National Cemetery" by Paul McGehee. The final resting place of our
Nation's heroes. The estate of Robert E. Lee known as "Arlington House"
was a working plantation situated upon a prominent hill overlooking the
Nation's Capital, Washington, DC. When Civil War broke out in 1861, its
strategic importance saw the Confederate Virginia Militia occupy the
grounds just a few days after Lee himself left to command the Southern
forces. However, within a month it was to be an early acquisition by
Union troops. The first three years of the war saw battles which
incurred heavy casualties amongst the Union forces, whose remains soon
filled the available cemeteries around the Nation's Capital.
Quartermaster General Montgomery C. Meigs was given the task of
assessing different locations for large new national cemetery. It was
decided that the grounds of Arlington House would be well-suited for
such a purpose. The enormous statement that would be made by burying
the Union war dead in the gardens of General Lee's house did not escape
Meigs either, as he knew that it would make it so Robert E. Lee could
never again return to his beloved estate. In 1864 the fallen from the
"Wilderness Campaign" were among the first to be buried in the grounds
of Arlington, most of which had then been designated by the Army for
grave sites. The southernmost portion of the Arlington estate was
originally used both during and after the Civil War as a settlement for
over 1,000 freed slaves. They lived there and farmed their crops at
Freedman's Village until eviction in 1888 when the government
designated the area as a military installation. In the years to come,
Arlington National Cemetery became the final resting place for soldiers
and family members of veterans of several wars and numerous conflicts,
as well as politicians, Presidents, and those who gave their lives in
the war on terror. One of the most popular sites on the grounds is the
Eternal Flame which marks the grave of President John F. Kennedy.
Arlington House, now known as the Custis-Lee Mansion or the Robert E.
Lee Memorial, presides over the graves like a stately guardian from
days gone by. The former mansion lowers its flag to half-staff during
the daily interments, some of which are accompanied by magnificent
fly-overs of aircraft in the poignant "missing man" formation. The
Cemetery celebrated its 150th anniversary in 2014. It is truly hallowed

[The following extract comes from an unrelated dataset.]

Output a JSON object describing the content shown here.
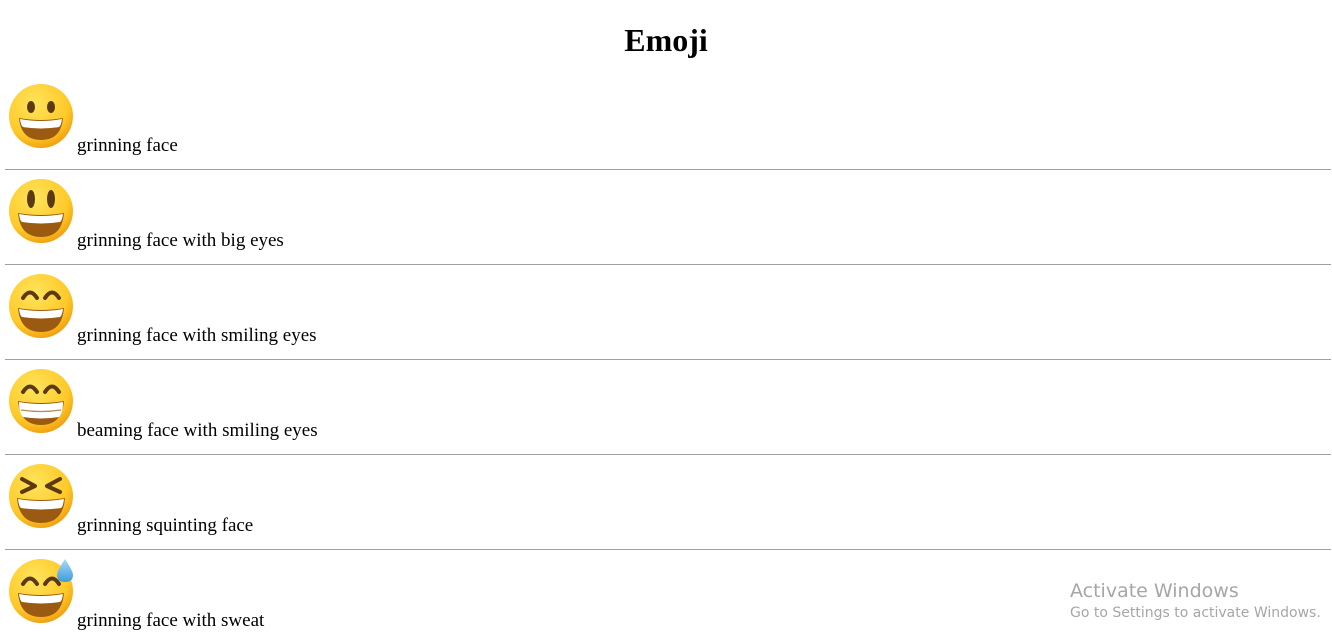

ground. "Arlington National Cemetery" is faithfully reproduced as an
archival-quality print from McGehee's original color pencil drawing,
each hand-signed by the artist. A limited edition of only 500 pieces.